## [REQUIRED WORK]
For this exercise, copy exactly every line from the one holding "Serialize everything readable" through the end of the data, both included. Omit pictures.

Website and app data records

[Start of Attachment]

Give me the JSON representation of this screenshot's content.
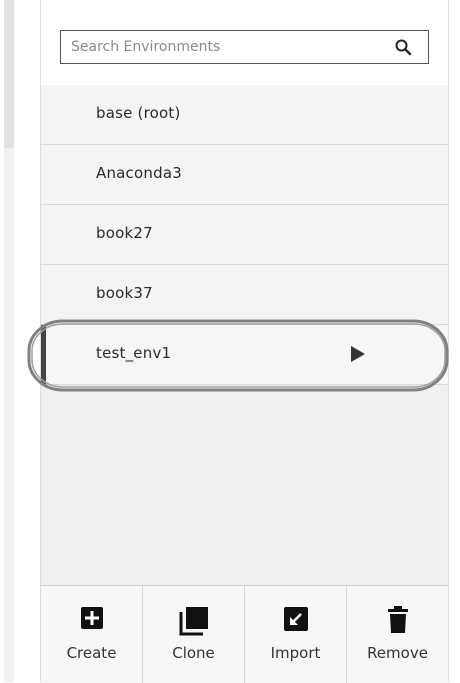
{
  "search": {
    "placeholder": "Search Environments",
    "value": ""
  },
  "environments": [
    {
      "label": "base (root)",
      "active": false
    },
    {
      "label": "Anaconda3",
      "active": false
    },
    {
      "label": "book27",
      "active": false
    },
    {
      "label": "book37",
      "active": false
    },
    {
      "label": "test_env1",
      "active": true
    }
  ],
  "toolbar": {
    "create_label": "Create",
    "clone_label": "Clone",
    "import_label": "Import",
    "remove_label": "Remove"
  },
  "icons": {
    "search": "search-icon",
    "play": "play-icon",
    "create": "plus-square-icon",
    "clone": "clone-icon",
    "import": "import-arrow-icon",
    "remove": "trash-icon"
  },
  "colors": {
    "active_bar": "#444444",
    "highlight": "#808080"
  }
}
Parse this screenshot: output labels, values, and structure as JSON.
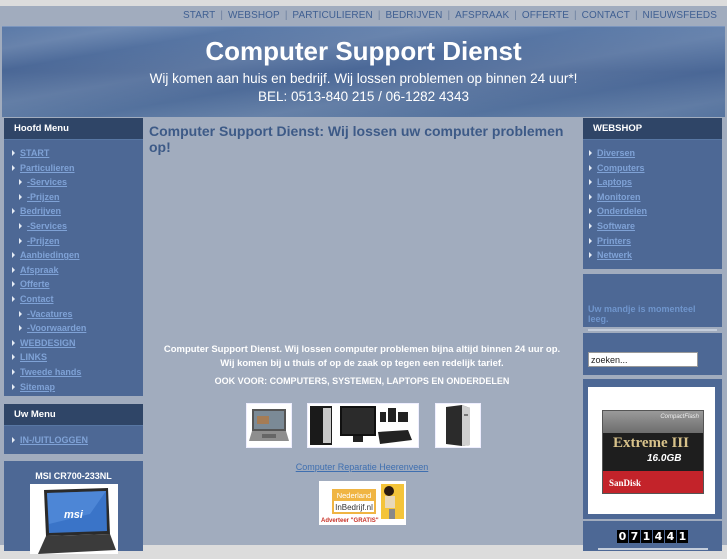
{
  "topnav": {
    "items": [
      "START",
      "WEBSHOP",
      "PARTICULIEREN",
      "BEDRIJVEN",
      "AFSPRAAK",
      "OFFERTE",
      "CONTACT",
      "NIEUWSFEEDS"
    ],
    "separator": "|"
  },
  "header": {
    "title": "Computer Support Dienst",
    "subtitle": "Wij komen aan huis en bedrijf. Wij lossen problemen op binnen 24 uur*!",
    "phone": "BEL: 0513-840 215 / 06-1282 4343"
  },
  "left": {
    "main_menu": {
      "title": "Hoofd Menu",
      "items": [
        {
          "label": "START",
          "sub": false
        },
        {
          "label": "Particulieren",
          "sub": false
        },
        {
          "label": "-Services",
          "sub": true
        },
        {
          "label": "-Prijzen",
          "sub": true
        },
        {
          "label": "Bedrijven",
          "sub": false
        },
        {
          "label": "-Services",
          "sub": true
        },
        {
          "label": "-Prijzen",
          "sub": true
        },
        {
          "label": "Aanbiedingen",
          "sub": false
        },
        {
          "label": "Afspraak",
          "sub": false
        },
        {
          "label": "Offerte",
          "sub": false
        },
        {
          "label": "Contact",
          "sub": false
        },
        {
          "label": "-Vacatures",
          "sub": true
        },
        {
          "label": "-Voorwaarden",
          "sub": true
        },
        {
          "label": "WEBDESIGN",
          "sub": false
        },
        {
          "label": "LINKS",
          "sub": false
        },
        {
          "label": "Tweede hands",
          "sub": false
        },
        {
          "label": "Sitemap",
          "sub": false
        }
      ]
    },
    "user_menu": {
      "title": "Uw Menu",
      "items": [
        {
          "label": "IN-/UITLOGGEN"
        }
      ]
    },
    "product": {
      "title": "MSI CR700-233NL",
      "image_brand": "msi"
    }
  },
  "center": {
    "heading": "Computer Support Dienst: Wij lossen uw computer problemen op!",
    "paragraph_line1": "Computer Support Dienst. Wij lossen computer problemen bijna altijd binnen 24 uur op.",
    "paragraph_line2": "Wij komen bij u thuis of op de zaak op tegen een redelijk tarief.",
    "also_for": "OOK VOOR: COMPUTERS, SYSTEMEN, LAPTOPS EN ONDERDELEN",
    "link": "Computer Reparatie Heerenveen",
    "banner": {
      "line1": "Nederland",
      "line2": "InBedrijf.nl",
      "line3": "Adverteer \"GRATIS\""
    }
  },
  "right": {
    "webshop": {
      "title": "WEBSHOP",
      "items": [
        "Diversen",
        "Computers",
        "Laptops",
        "Monitoren",
        "Onderdelen",
        "Software",
        "Printers",
        "Netwerk"
      ]
    },
    "cart_text": "Uw mandje is momenteel leeg.",
    "search": {
      "value": "zoeken..."
    },
    "promo": {
      "brand_top": "CompactFlash",
      "brand_small": "SanDisk",
      "product": "Extreme III",
      "capacity": "16.0GB",
      "brand_bottom": "SanDisk"
    },
    "counter": [
      "0",
      "7",
      "1",
      "4",
      "4",
      "1"
    ]
  }
}
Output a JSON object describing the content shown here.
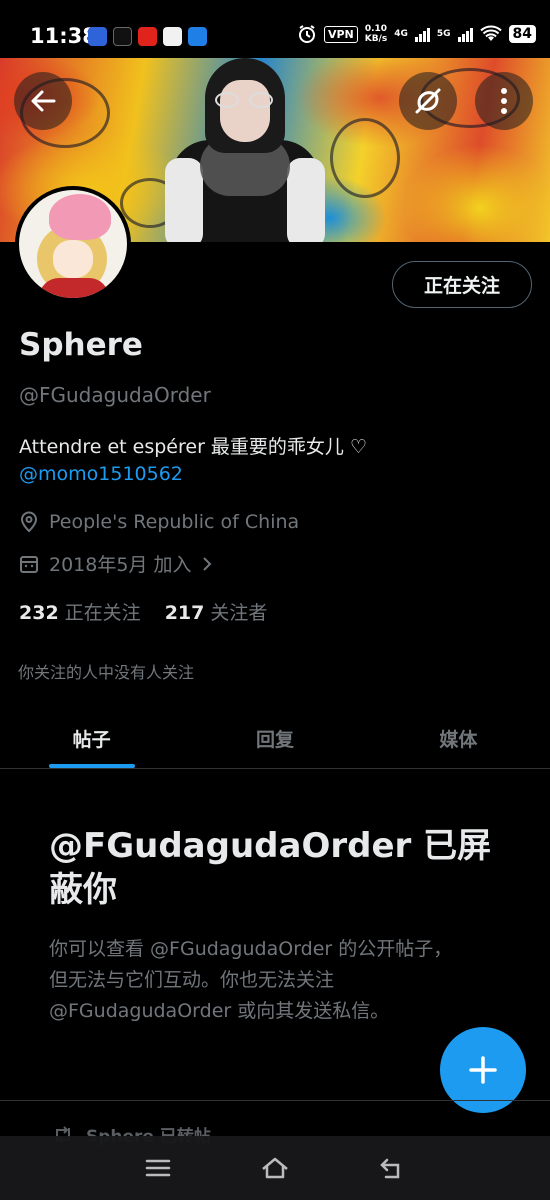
{
  "status_bar": {
    "time": "11:38",
    "vpn": "VPN",
    "speed_value": "0.10",
    "speed_unit": "KB/s",
    "net1": "4G",
    "net2": "5G",
    "battery": "84"
  },
  "profile": {
    "name": "Sphere",
    "handle": "@FGudagudaOrder",
    "bio": "Attendre et espérer 最重要的乖女儿 ♡",
    "mention": "@momo1510562",
    "location": "People's Republic of China",
    "joined": "2018年5月 加入",
    "following_count": "232",
    "following_label": "正在关注",
    "followers_count": "217",
    "followers_label": "关注者",
    "followed_by_note": "你关注的人中没有人关注",
    "follow_button": "正在关注"
  },
  "tabs": [
    {
      "label": "帖子",
      "active": true
    },
    {
      "label": "回复",
      "active": false
    },
    {
      "label": "媒体",
      "active": false
    }
  ],
  "blocked": {
    "title": "@FGudagudaOrder 已屏蔽你",
    "body": "你可以查看 @FGudagudaOrder 的公开帖子，但无法与它们互动。你也无法关注 @FGudagudaOrder 或向其发送私信。"
  },
  "retweet_label": "Sphere 已转帖",
  "colors": {
    "accent": "#1d9bf0",
    "background": "#000000",
    "text_primary": "#e7e9ea",
    "text_secondary": "#71767b"
  },
  "icons": {
    "back": "arrow-left-icon",
    "sync": "sync-icon",
    "more": "more-vertical-icon",
    "location": "location-pin-icon",
    "calendar": "calendar-icon",
    "compose": "plus-icon",
    "retweet": "retweet-icon"
  }
}
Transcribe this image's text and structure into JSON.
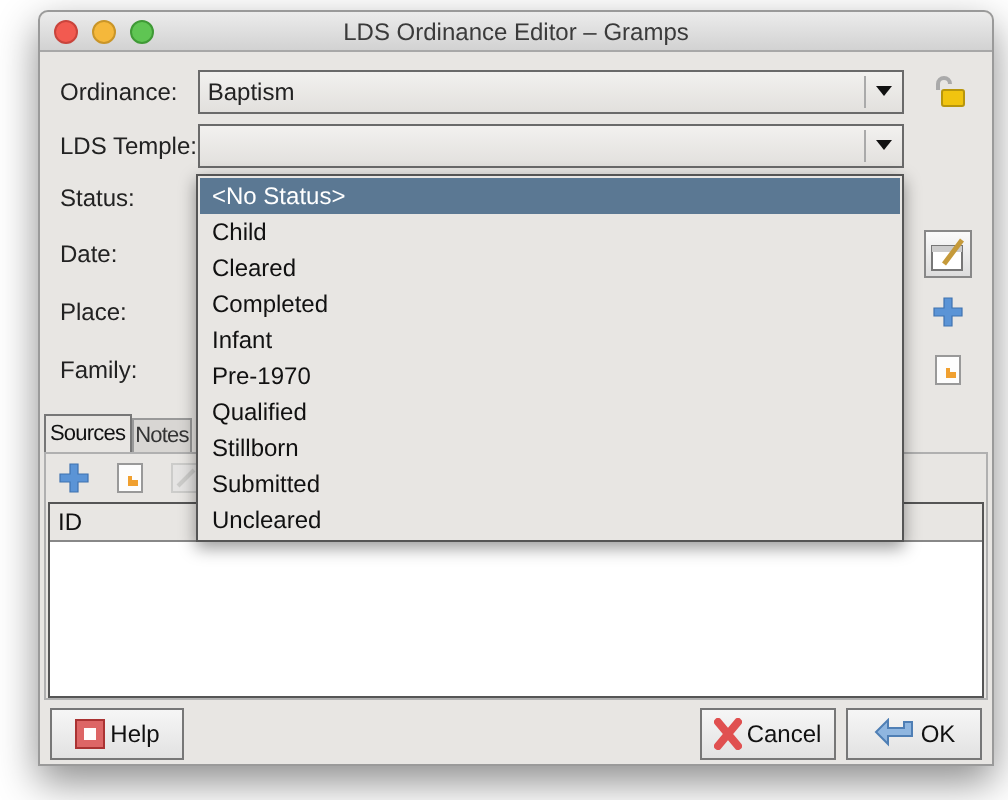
{
  "window": {
    "title": "LDS Ordinance Editor – Gramps"
  },
  "fields": [
    {
      "label": "Ordinance:",
      "kind": "combo",
      "value": "Baptism",
      "tool": {
        "kind": "lock"
      }
    },
    {
      "label": "LDS Temple:",
      "kind": "combo"
    },
    {
      "label": "Status:",
      "kind": "plain"
    },
    {
      "label": "Date:",
      "kind": "plain",
      "tool": {
        "kind": "date"
      }
    },
    {
      "label": "Place:",
      "kind": "plain",
      "tool": {
        "kind": "add"
      }
    },
    {
      "label": "Family:",
      "kind": "plain",
      "tool": {
        "kind": "select"
      }
    }
  ],
  "status_menu": {
    "options": [
      {
        "label": "<No Status>",
        "selected": true
      },
      {
        "label": "Child",
        "selected": false
      },
      {
        "label": "Cleared",
        "selected": false
      },
      {
        "label": "Completed",
        "selected": false
      },
      {
        "label": "Infant",
        "selected": false
      },
      {
        "label": "Pre-1970",
        "selected": false
      },
      {
        "label": "Qualified",
        "selected": false
      },
      {
        "label": "Stillborn",
        "selected": false
      },
      {
        "label": "Submitted",
        "selected": false
      },
      {
        "label": "Uncleared",
        "selected": false
      }
    ]
  },
  "tabs": [
    {
      "label": "Sources",
      "selected": true
    },
    {
      "label": "Notes",
      "selected": false
    }
  ],
  "toolbar": [
    {
      "kind": "add"
    },
    {
      "kind": "select"
    },
    {
      "kind": "edit",
      "disabled": true
    }
  ],
  "table": {
    "columns": [
      "ID"
    ]
  },
  "buttons": [
    {
      "label": "Help",
      "kind": "help"
    },
    {
      "label": "Cancel",
      "kind": "cancel"
    },
    {
      "label": "OK",
      "kind": "ok"
    }
  ]
}
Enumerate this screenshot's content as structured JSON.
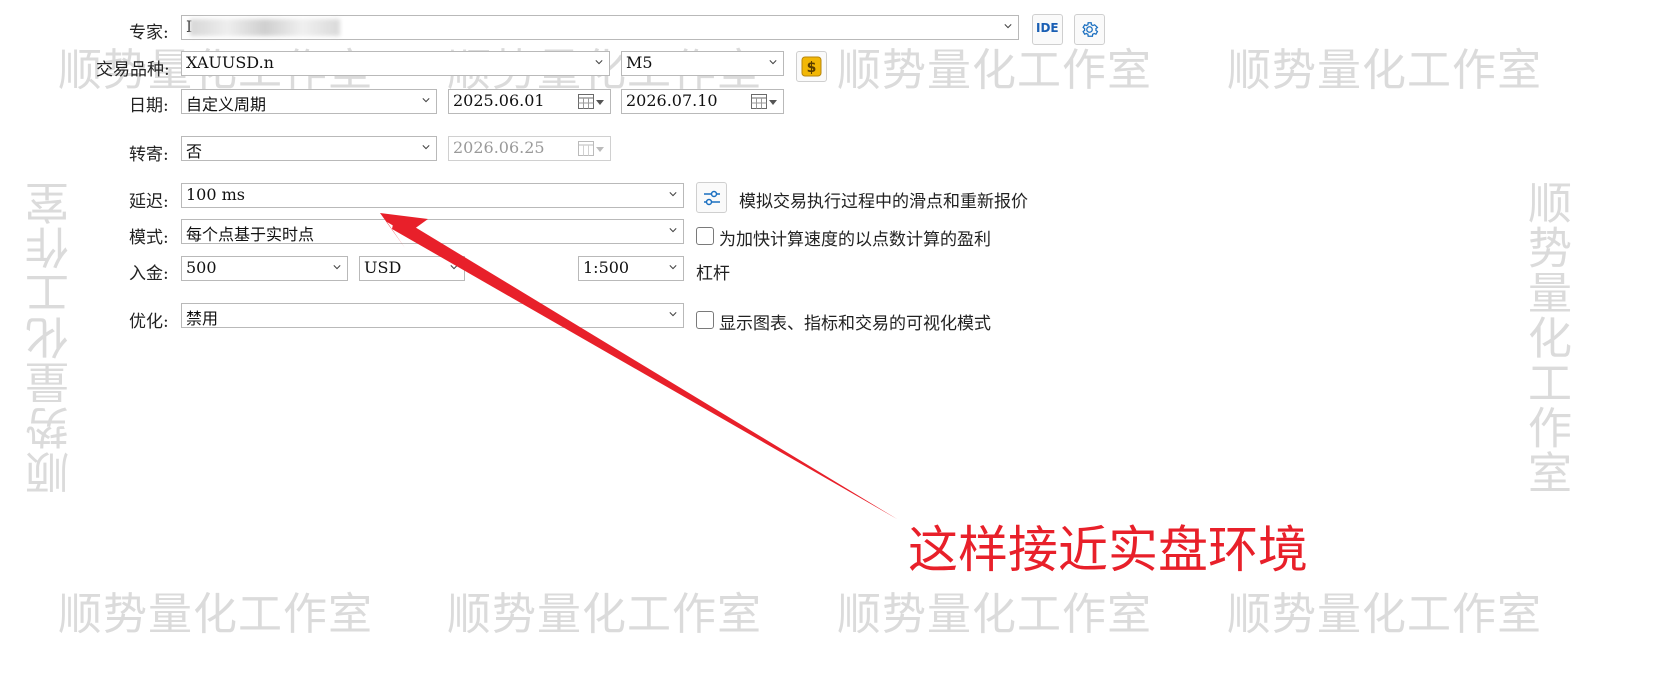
{
  "watermark": "顺势量化工作室",
  "form": {
    "expert": {
      "label": "专家:",
      "value": "I"
    },
    "symbol": {
      "label": "交易品种:",
      "value": "XAUUSD.n",
      "timeframe": "M5"
    },
    "date": {
      "label": "日期:",
      "period": "自定义周期",
      "from": "2025.06.01",
      "to": "2026.07.10"
    },
    "forward": {
      "label": "转寄:",
      "value": "否",
      "date": "2026.06.25"
    },
    "delay": {
      "label": "延迟:",
      "value": "100 ms",
      "description": "模拟交易执行过程中的滑点和重新报价"
    },
    "mode": {
      "label": "模式:",
      "value": "每个点基于实时点",
      "checkbox_label": "为加快计算速度的以点数计算的盈利"
    },
    "deposit": {
      "label": "入金:",
      "value": "500",
      "currency": "USD",
      "leverage": "1:500",
      "leverage_label": "杠杆"
    },
    "optimization": {
      "label": "优化:",
      "value": "禁用",
      "checkbox_label": "显示图表、指标和交易的可视化模式"
    }
  },
  "buttons": {
    "ide_label": "IDE"
  },
  "annotation": {
    "text": "这样接近实盘环境",
    "color": "#e8202a"
  },
  "icons": [
    "settings-gear-icon",
    "dollar-coin-icon",
    "calendar-icon",
    "sliders-icon",
    "chevron-down-icon",
    "red-arrow"
  ]
}
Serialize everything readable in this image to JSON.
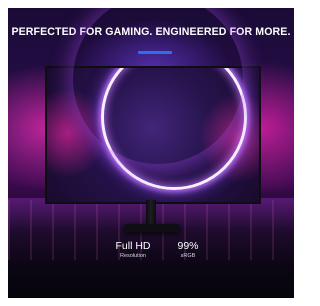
{
  "headline": "PERFECTED FOR GAMING. ENGINEERED FOR MORE.",
  "colors": {
    "accent": "#2f6df0",
    "glow": "#d62aa8",
    "ring": "#f6f0ff"
  },
  "specs": [
    {
      "value": "Full HD",
      "label": "Resolution"
    },
    {
      "value": "99%",
      "label": "sRGB"
    }
  ]
}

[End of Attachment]

## [ANSWER TO THIS EXERCISE]
Serialize everything readable in this image to JSON.
{
  "headline": "PERFECTED FOR GAMING. ENGINEERED FOR MORE.",
  "colors": {
    "accent": "#2f6df0",
    "glow": "#d62aa8",
    "ring": "#f6f0ff"
  },
  "specs": [
    {
      "value": "Full HD",
      "label": "Resolution"
    },
    {
      "value": "99%",
      "label": "sRGB"
    }
  ]
}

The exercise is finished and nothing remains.